The post-Parkland activism is instructive for students in a climate where political engagement is on the rise. Parkland offers two lessons and an implicit warning. The first lesson is that who is speaking is critically important. Student voices are only compelling when they’re just that: student voices. The prototypical advocacy effort, when the politically-inclined take predictable stances on one of a dozen pet issues, lack the political punch of a student speaking. That might seem obvious, but in the past, students have only joined or supported larger political initiatives about student issues; they haven’t formed their own predominantly student demonstrations.
The second lesson from post-Parkland activism is that how we speak is also important. Showing up matters. Anyone who’s been watching the marches and town halls in recent weeks understands the visual impact of the crowd itself. Students advocating exclusively online are easier to write off as words on a screen, and the scale of activism doesn’t feel as impressive when it’s limited to social media. On the other hand, the physical presence of thousands of students lends credence to the notion of a representative voice: You look at the crowds of students walking out of their classes or marching on D.C. and you stop thinking of them as a group of partisans wrapped up in a partisan cause. Pro-gun advocates have a more difficult time claiming they fight for student safety when the students themselves are just down the street, with a very different take on the issue.
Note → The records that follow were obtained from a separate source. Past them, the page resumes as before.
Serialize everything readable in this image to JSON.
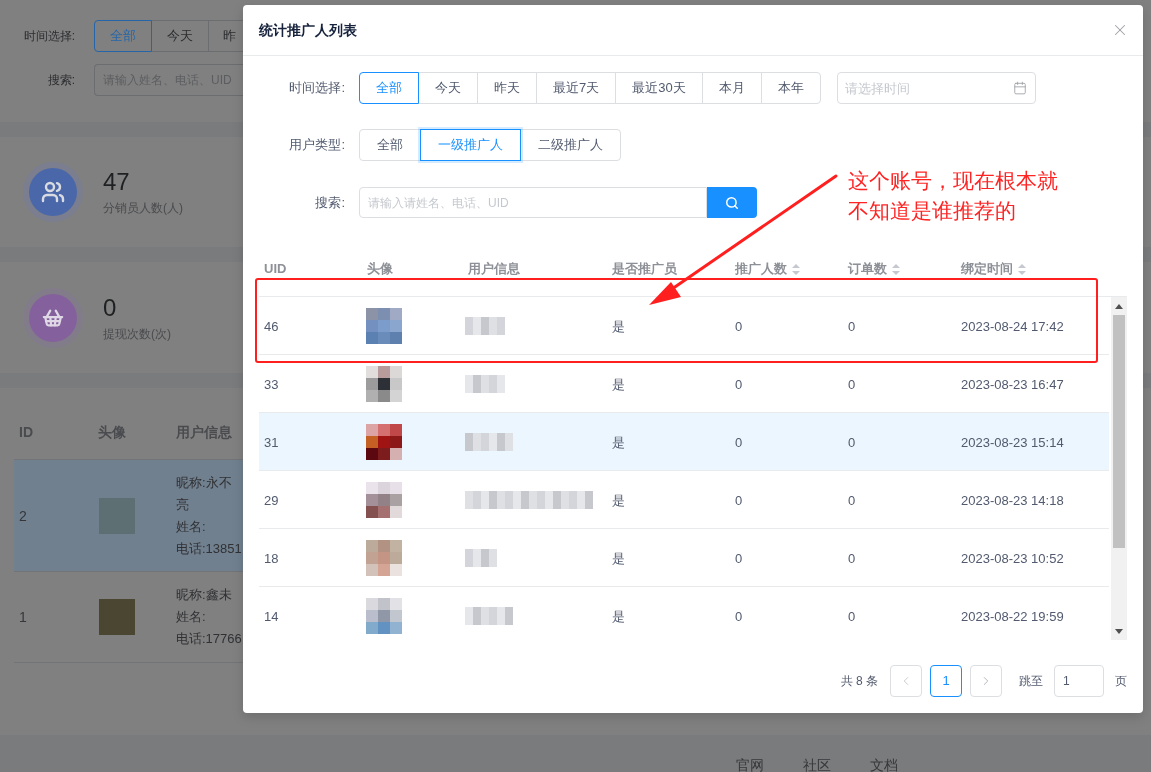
{
  "background": {
    "time_filter": {
      "label": "时间选择:",
      "options": [
        {
          "label": "全部",
          "selected": true
        },
        {
          "label": "今天",
          "selected": false
        },
        {
          "label": "昨",
          "selected": false
        }
      ]
    },
    "search": {
      "label": "搜索:",
      "placeholder": "请输入姓名、电话、UID"
    },
    "stats": [
      {
        "kind": "distributors",
        "value": "47",
        "label": "分销员人数(人)"
      },
      {
        "kind": "withdrawals",
        "value": "0",
        "label": "提现次数(次)"
      }
    ],
    "table": {
      "columns": [
        "ID",
        "头像",
        "用户信息"
      ],
      "rows": [
        {
          "id": "2",
          "highlighted": true,
          "info": [
            "昵称:永不",
            "亮",
            "姓名:",
            "电话:13851"
          ]
        },
        {
          "id": "1",
          "highlighted": false,
          "info": [
            "昵称:鑫未",
            "姓名:",
            "电话:17766"
          ]
        }
      ]
    },
    "footer_links": [
      "官网",
      "社区",
      "文档"
    ]
  },
  "dialog": {
    "title": "统计推广人列表",
    "time_filter": {
      "label": "时间选择:",
      "options": [
        {
          "label": "全部",
          "selected": true
        },
        {
          "label": "今天",
          "selected": false
        },
        {
          "label": "昨天",
          "selected": false
        },
        {
          "label": "最近7天",
          "selected": false
        },
        {
          "label": "最近30天",
          "selected": false
        },
        {
          "label": "本月",
          "selected": false
        },
        {
          "label": "本年",
          "selected": false
        }
      ],
      "date_placeholder": "请选择时间"
    },
    "user_type_filter": {
      "label": "用户类型:",
      "options": [
        {
          "label": "全部",
          "selected": false
        },
        {
          "label": "一级推广人",
          "selected": true
        },
        {
          "label": "二级推广人",
          "selected": false
        }
      ]
    },
    "search": {
      "label": "搜索:",
      "placeholder": "请输入请姓名、电话、UID"
    },
    "table": {
      "columns": [
        {
          "label": "UID",
          "sortable": false
        },
        {
          "label": "头像",
          "sortable": false
        },
        {
          "label": "用户信息",
          "sortable": false
        },
        {
          "label": "是否推广员",
          "sortable": false
        },
        {
          "label": "推广人数",
          "sortable": true
        },
        {
          "label": "订单数",
          "sortable": true
        },
        {
          "label": "绑定时间",
          "sortable": true
        }
      ],
      "rows": [
        {
          "uid": "46",
          "is_promoter": "是",
          "promoted_count": "0",
          "order_count": "0",
          "bind_time": "2023-08-24 17:42",
          "highlighted": false
        },
        {
          "uid": "33",
          "is_promoter": "是",
          "promoted_count": "0",
          "order_count": "0",
          "bind_time": "2023-08-23 16:47",
          "highlighted": false
        },
        {
          "uid": "31",
          "is_promoter": "是",
          "promoted_count": "0",
          "order_count": "0",
          "bind_time": "2023-08-23 15:14",
          "highlighted": true
        },
        {
          "uid": "29",
          "is_promoter": "是",
          "promoted_count": "0",
          "order_count": "0",
          "bind_time": "2023-08-23 14:18",
          "highlighted": false
        },
        {
          "uid": "18",
          "is_promoter": "是",
          "promoted_count": "0",
          "order_count": "0",
          "bind_time": "2023-08-23 10:52",
          "highlighted": false
        },
        {
          "uid": "14",
          "is_promoter": "是",
          "promoted_count": "0",
          "order_count": "0",
          "bind_time": "2023-08-22 19:59",
          "highlighted": false
        }
      ]
    },
    "pagination": {
      "total": "共 8 条",
      "pages": [
        {
          "label": "1",
          "selected": true
        }
      ],
      "jump_label": "跳至",
      "jump_value": "1",
      "unit": "页"
    }
  },
  "annotation": {
    "text": "这个账号，现在根本就不知道是谁推荐的"
  }
}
The post-Parkland success ultimately tells us that a coherent “student voice” is a matter of scale and presence. It also serves as a warning. Come November and the next round of midterm elections, student gun-control advocates can’t become just another partisan constituent group. They’ll be seen as just another knee-jerk Democratic subgroup, and that will give them license to be ignored. Students have made remarkable progress in the past few months, but to keep that momentum going we have to keep showing up as an independent, student-led force that is not beholden to parties or candidates—the sort of movement that politicians court but cannot claim.
Natalie Denby is a third-year in the College majoring in public policy studies.